“Composers’ Orchestra Improvisatory Composition Workshop”, an event organised by the Composer’s Orchestra and Edinburgh College of Art. The Composer’s Orchestra is a society made up of composers who meet up regularly to perform each other’s work as an orchestra, students from across the University of Edinburgh were invited to take part in a day-long workshop which focused on “improvisation as a form of compositional method”. Beginning at 10am, the impressive fruits of the collaborative project were then shared much later at 6.30pm with a very lucky audience inside the Reid Music Hall. Music ranging from the weird to the wonderful and everything in between tickled the ears of the receptive audience.The musicians did not have any musical scores or notes before them, which they had to strictly adhere to. Instead, they had pictures and diagrams of illustrations and flow-chart-like arrows indicating the structure that the groups had created during the day’s workshop and in which the musicians could improvise during the show. The result was exciting and anything but conventional. The first group, aptly titled “The Origami Quintet”, used paper stuffed in their instruments to muffle and distort their sound and later microphones to experiment with feedback techniques. Another group reached inside into the heart of the piano to strike at the strings directly. The third collective even had an acted-out optical element to their performance in which one member went from instrument to instrument with a magnet, whacking odd bits and bobs, lying on the floor and engaging in call-and-response with the other instruments in the group. This emphasised the delightfully humorous angle of the show and the excitement in its unpredictability.

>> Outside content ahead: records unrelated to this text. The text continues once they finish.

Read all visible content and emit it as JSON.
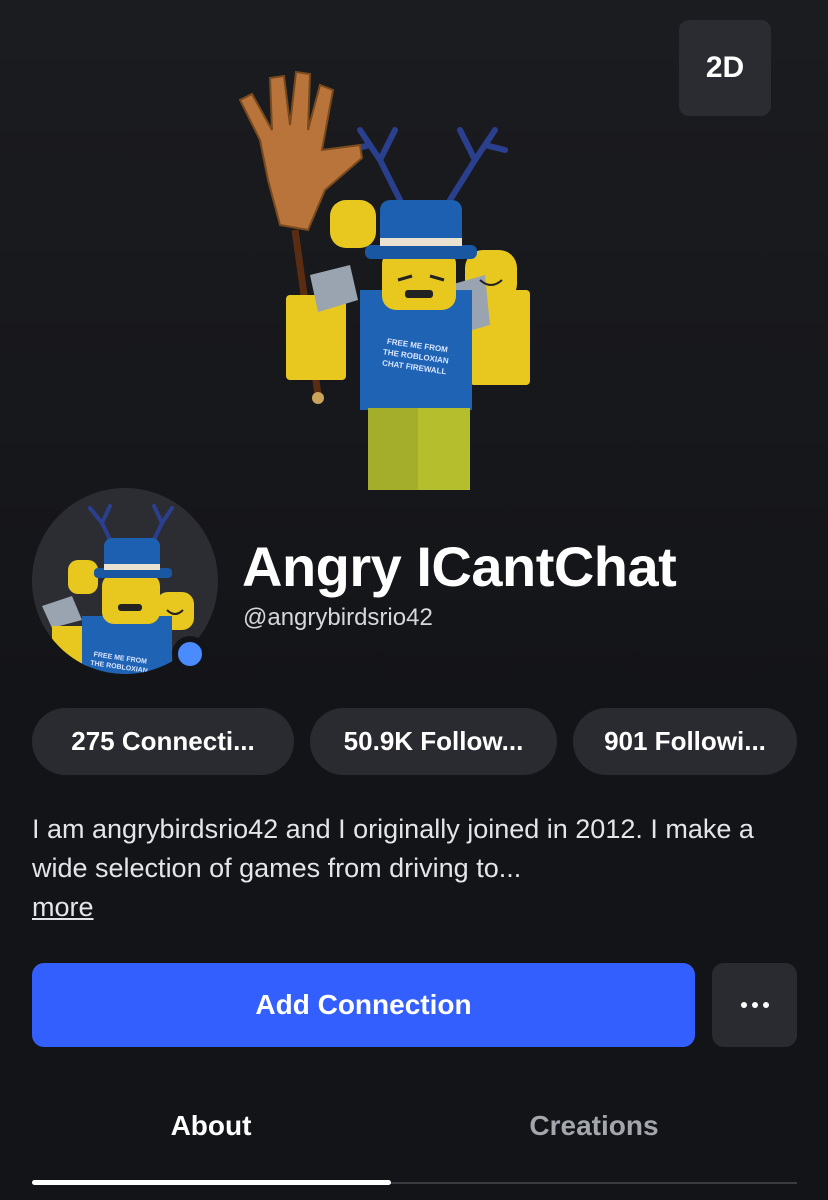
{
  "hero": {
    "view_toggle_label": "2D"
  },
  "profile": {
    "display_name": "Angry ICantChat",
    "username": "@angrybirdsrio42",
    "online": true,
    "shirt_text": "FREE ME FROM THE ROBLOXIAN CHAT FIREWALL",
    "headshot_shirt_text": "FREE ME FROM THE ROBLOXIAN"
  },
  "stats": {
    "connections": "275 Connecti...",
    "followers": "50.9K Follow...",
    "following": "901 Followi..."
  },
  "bio": {
    "text": "I am angrybirdsrio42 and I originally joined in 2012. I make a wide selection of games from driving to...",
    "more_label": "more"
  },
  "actions": {
    "primary_label": "Add Connection",
    "more_icon": "ellipsis-icon"
  },
  "tabs": [
    {
      "label": "About",
      "active": true
    },
    {
      "label": "Creations",
      "active": false
    }
  ],
  "colors": {
    "background": "#131418",
    "pill": "#2a2b30",
    "primary": "#335fff",
    "online": "#4a8cff",
    "inactive_tab": "#a4a6ad"
  }
}
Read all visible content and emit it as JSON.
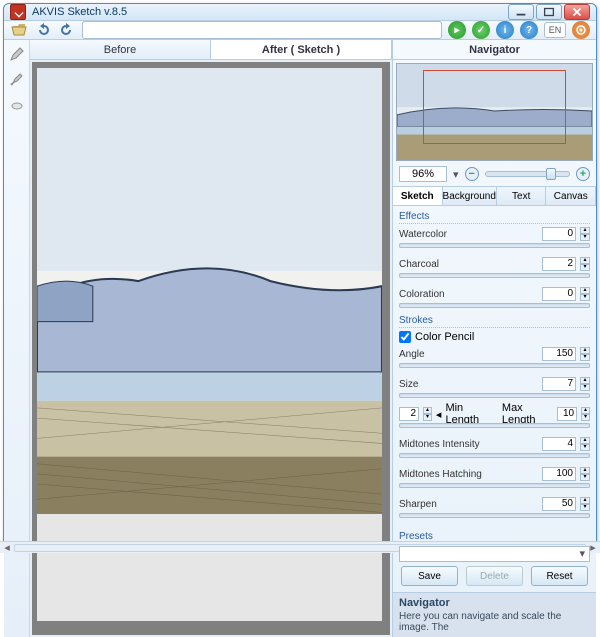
{
  "window": {
    "title": "AKVIS Sketch v.8.5"
  },
  "toolbar": {
    "lang": "EN"
  },
  "tabs": {
    "before": "Before",
    "after": "After ( Sketch )"
  },
  "navigator": {
    "heading": "Navigator"
  },
  "zoom": {
    "value": "96%"
  },
  "stabs": {
    "sketch": "Sketch",
    "background": "Background",
    "text": "Text",
    "canvas": "Canvas"
  },
  "groups": {
    "effects": "Effects",
    "strokes": "Strokes",
    "presets": "Presets"
  },
  "params": {
    "watercolor": {
      "label": "Watercolor",
      "value": "0"
    },
    "charcoal": {
      "label": "Charcoal",
      "value": "2"
    },
    "coloration": {
      "label": "Coloration",
      "value": "0"
    },
    "colorpencil": {
      "label": "Color Pencil"
    },
    "angle": {
      "label": "Angle",
      "value": "150"
    },
    "size": {
      "label": "Size",
      "value": "7"
    },
    "minlen": {
      "value": "2",
      "label": "Min Length"
    },
    "maxlen": {
      "label": "Max Length",
      "value": "10"
    },
    "midint": {
      "label": "Midtones Intensity",
      "value": "4"
    },
    "midhatch": {
      "label": "Midtones Hatching",
      "value": "100"
    },
    "sharpen": {
      "label": "Sharpen",
      "value": "50"
    }
  },
  "buttons": {
    "save": "Save",
    "delete": "Delete",
    "reset": "Reset"
  },
  "help": {
    "heading": "Navigator",
    "text": "Here you can navigate and scale the image. The"
  }
}
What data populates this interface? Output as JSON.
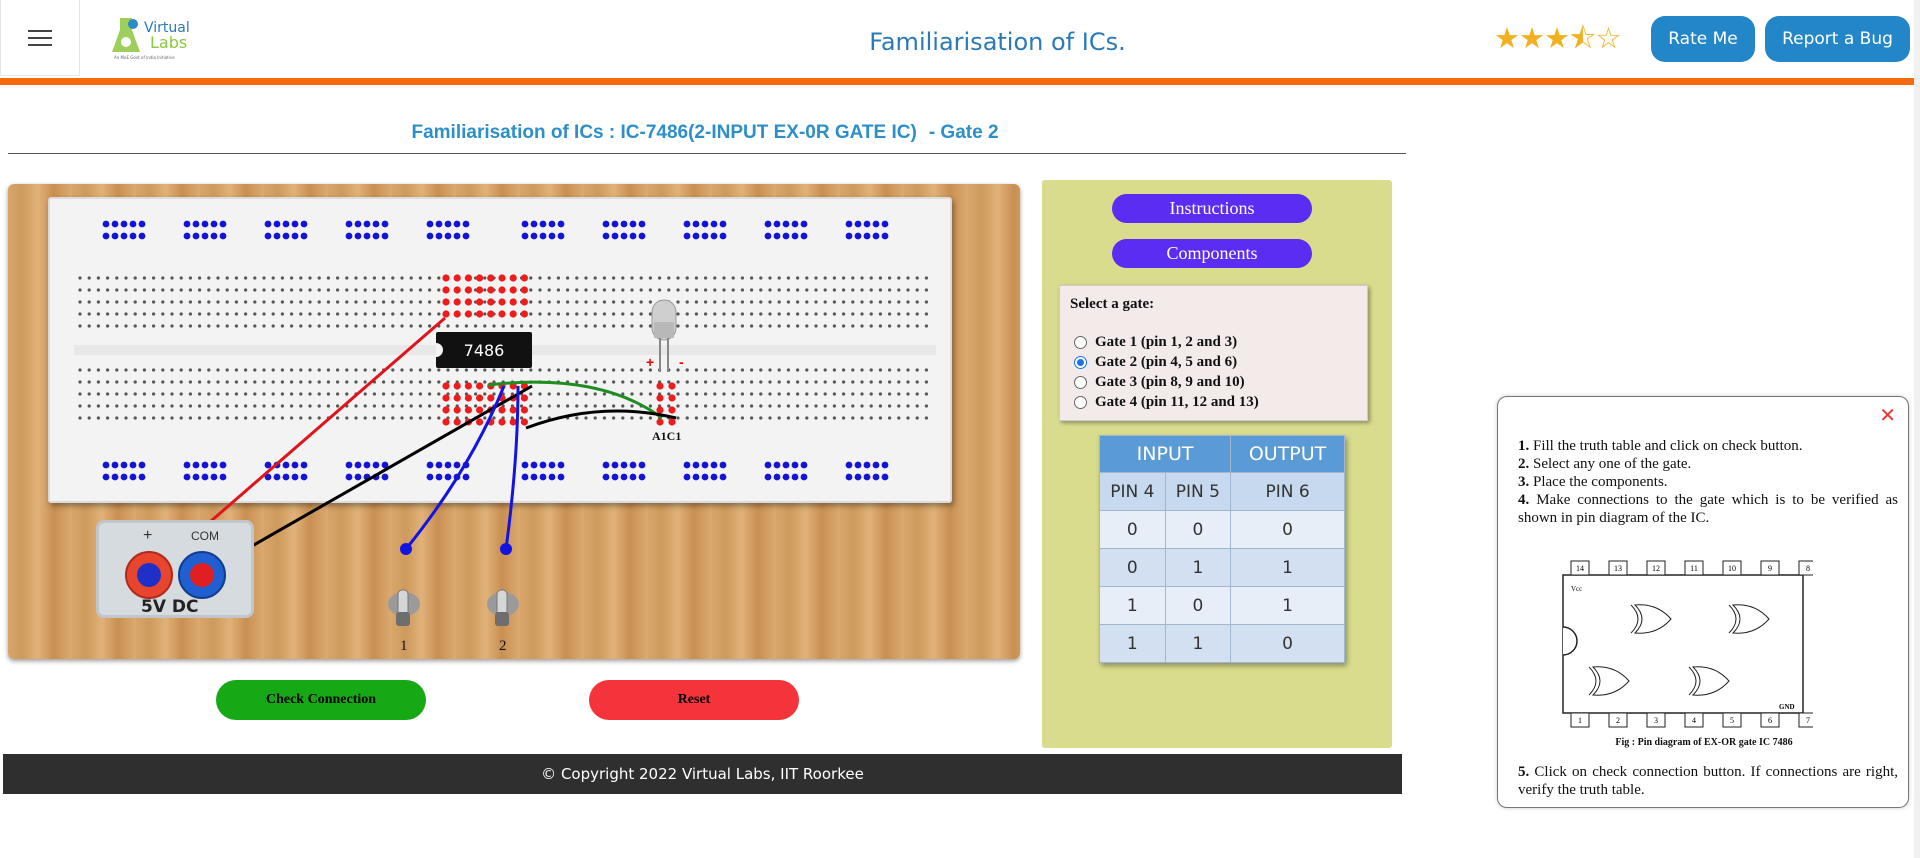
{
  "header": {
    "menu_icon": "hamburger-icon",
    "logo_text": "Virtual Labs",
    "logo_tagline": "An MoE Govt of India Initiative",
    "title": "Familiarisation of ICs.",
    "rating": 3.5,
    "rating_max": 5,
    "rate_label": "Rate Me",
    "bug_label": "Report a Bug",
    "accent": "#f46a0c",
    "brand": "#2286c8"
  },
  "experiment": {
    "title": "Familiarisation of ICs : IC-7486(2-INPUT EX-0R GATE IC)",
    "gate_label": "- Gate 2"
  },
  "workbench": {
    "ic_label": "7486",
    "led_label": "A1C1",
    "led_plus": "+",
    "led_minus": "-",
    "psu_plus": "+",
    "psu_com": "COM",
    "psu_label": "5V  DC",
    "switches": [
      "1",
      "2"
    ],
    "check_label": "Check Connection",
    "reset_label": "Reset"
  },
  "panel": {
    "instructions_label": "Instructions",
    "components_label": "Components",
    "select_label": "Select a gate:",
    "gates": [
      {
        "label": "Gate 1 (pin 1, 2 and 3)",
        "selected": false
      },
      {
        "label": "Gate 2 (pin 4, 5 and 6)",
        "selected": true
      },
      {
        "label": "Gate 3 (pin 8, 9 and 10)",
        "selected": false
      },
      {
        "label": "Gate 4 (pin 11, 12 and 13)",
        "selected": false
      }
    ],
    "table": {
      "input_header": "INPUT",
      "output_header": "OUTPUT",
      "columns": [
        "PIN 4",
        "PIN 5",
        "PIN 6"
      ],
      "rows": [
        [
          "0",
          "0",
          "0"
        ],
        [
          "0",
          "1",
          "1"
        ],
        [
          "1",
          "0",
          "1"
        ],
        [
          "1",
          "1",
          "0"
        ]
      ]
    }
  },
  "footer": {
    "text": "© Copyright 2022 Virtual Labs, IIT Roorkee"
  },
  "popup": {
    "close_icon": "close-icon",
    "steps": [
      {
        "num": "1.",
        "text": "Fill the truth table and click on check button."
      },
      {
        "num": "2.",
        "text": "Select any one of the gate."
      },
      {
        "num": "3.",
        "text": "Place the components."
      },
      {
        "num": "4.",
        "text": "Make connections to the gate which is to be verified as shown in pin diagram of the IC."
      }
    ],
    "step5_num": "5.",
    "step5_text": "Click on check connection button. If connections are right, verify the truth table.",
    "diagram_caption": "Fig : Pin diagram of EX-OR gate IC 7486",
    "diagram_top_pins": [
      "14",
      "13",
      "12",
      "11",
      "10",
      "9",
      "8"
    ],
    "diagram_bottom_pins": [
      "1",
      "2",
      "3",
      "4",
      "5",
      "6",
      "7"
    ],
    "diagram_vcc": "Vcc",
    "diagram_gnd": "GND"
  }
}
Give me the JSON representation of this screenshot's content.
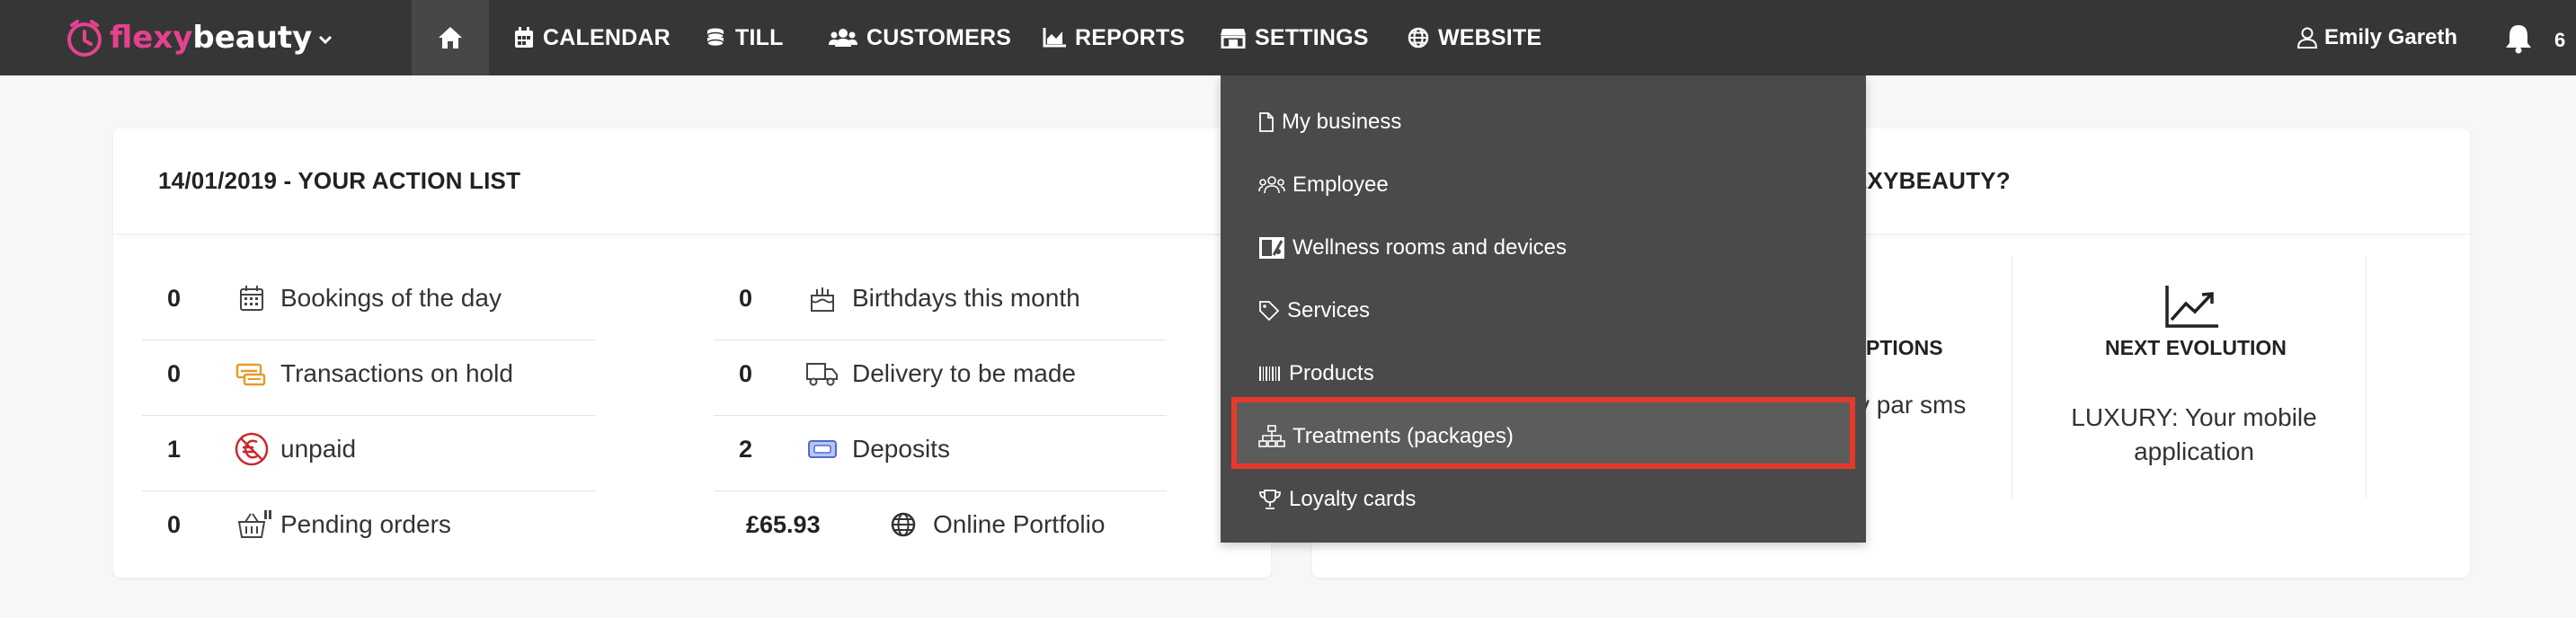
{
  "nav": {
    "brand_part1": "flexy",
    "brand_part2": "beauty",
    "items": [
      {
        "label": "CALENDAR"
      },
      {
        "label": "TILL"
      },
      {
        "label": "CUSTOMERS"
      },
      {
        "label": "REPORTS"
      },
      {
        "label": "SETTINGS"
      },
      {
        "label": "WEBSITE"
      }
    ],
    "user_name": "Emily Gareth",
    "notification_count": "6"
  },
  "action_card": {
    "title": "14/01/2019 - YOUR ACTION LIST",
    "rows": [
      {
        "value": "0",
        "label": "Bookings of the day",
        "icon": "calendar-icon"
      },
      {
        "value": "0",
        "label": "Birthdays this month",
        "icon": "cake-icon"
      },
      {
        "value": "0",
        "label": "Transactions on hold",
        "icon": "ticket-icon"
      },
      {
        "value": "0",
        "label": "Delivery to be made",
        "icon": "truck-icon"
      },
      {
        "value": "1",
        "label": "unpaid",
        "icon": "no-euro-icon"
      },
      {
        "value": "2",
        "label": "Deposits",
        "icon": "deposit-icon"
      },
      {
        "value": "0",
        "label": "Pending orders",
        "icon": "basket-icon"
      },
      {
        "value": "£65.93",
        "label": "Online Portfolio",
        "icon": "globe-icon"
      }
    ]
  },
  "news_card": {
    "title_fragment": "EXYBEAUTY?",
    "col1_title": "PTIONS",
    "col1_text": "v par sms",
    "col2_title": "NEXT EVOLUTION",
    "col2_text": "LUXURY: Your mobile application"
  },
  "settings_menu": {
    "items": [
      {
        "label": "My business",
        "icon": "document-icon"
      },
      {
        "label": "Employee",
        "icon": "users-icon"
      },
      {
        "label": "Wellness rooms and devices",
        "icon": "room-icon"
      },
      {
        "label": "Services",
        "icon": "tag-icon"
      },
      {
        "label": "Products",
        "icon": "barcode-icon"
      },
      {
        "label": "Treatments (packages)",
        "icon": "sitemap-icon"
      },
      {
        "label": "Loyalty cards",
        "icon": "trophy-icon"
      }
    ]
  },
  "colors": {
    "nav_bg": "#363636",
    "brand_pink": "#e5428e",
    "highlight_red": "#e53a2a",
    "dropdown_bg": "#4a4a4a"
  }
}
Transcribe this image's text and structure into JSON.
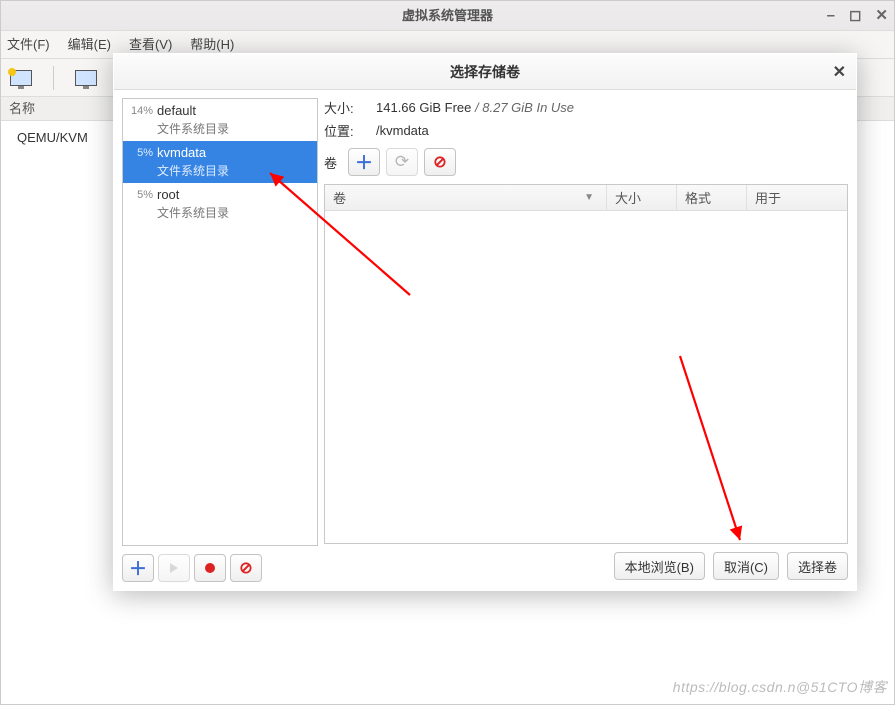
{
  "main_window": {
    "title": "虚拟系统管理器",
    "menus": {
      "file": "文件(F)",
      "edit": "编辑(E)",
      "view": "查看(V)",
      "help": "帮助(H)"
    },
    "sidebar_header": "名称",
    "tree_item": "QEMU/KVM"
  },
  "modal": {
    "title": "选择存储卷",
    "pools": [
      {
        "pct": "14%",
        "name": "default",
        "sub": "文件系统目录",
        "selected": false
      },
      {
        "pct": "5%",
        "name": "kvmdata",
        "sub": "文件系统目录",
        "selected": true
      },
      {
        "pct": "5%",
        "name": "root",
        "sub": "文件系统目录",
        "selected": false
      }
    ],
    "info": {
      "size_label": "大小:",
      "size_free": "141.66 GiB Free",
      "size_sep": "/",
      "size_used": "8.27 GiB In Use",
      "path_label": "位置:",
      "path_value": "/kvmdata",
      "vol_label": "卷"
    },
    "vol_columns": {
      "vol": "卷",
      "size": "大小",
      "format": "格式",
      "used_for": "用于"
    },
    "buttons": {
      "browse": "本地浏览(B)",
      "cancel": "取消(C)",
      "choose": "选择卷"
    }
  },
  "watermark": "https://blog.csdn.n@51CTO博客"
}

The end result of day’s collaborative improvisational compositions was an unusually eerie and thoroughly captivating cacophony of sound forged by the collective cawing and roaring of the musicians’ instruments.
Before the last piece of the night, which was an entertaining improvised performance including nearly all the members of the all the groups at once, a stimulating and inviting piece entitled “Hexeis” was played, which was written by Alex Cutteridge, a student studying for his masters in the Reid School of Music within the university, in the weeks leading up the event.
After the concert came to an end, I caught up with Alex to ask about a few things that had tickled my curiosity. He detailed how his piece was written, with reference to “instructions” of how to play “Hexeis”, which was more flow-chart than musical notes, and explained how, though the musicians were allowed room for improvisation, there was an underlying compositional structure in place. The impressively mind-boggling thing was that the piece could sound different each time, and had “three different endings” which were all equally possible. Asking Alex about the Composer’s Orchestra in general, he remarked how it was great society to be a part of, that “brings together” all manner of students from across the university.
Being introduced to this new way of approaching and thinking about music was a real treat, and one for which I have the talented members of the Composer’s Orchestra, and their Innovative Learning Week participants, to thank.
Ryan Woodgate – Philosophy and Economics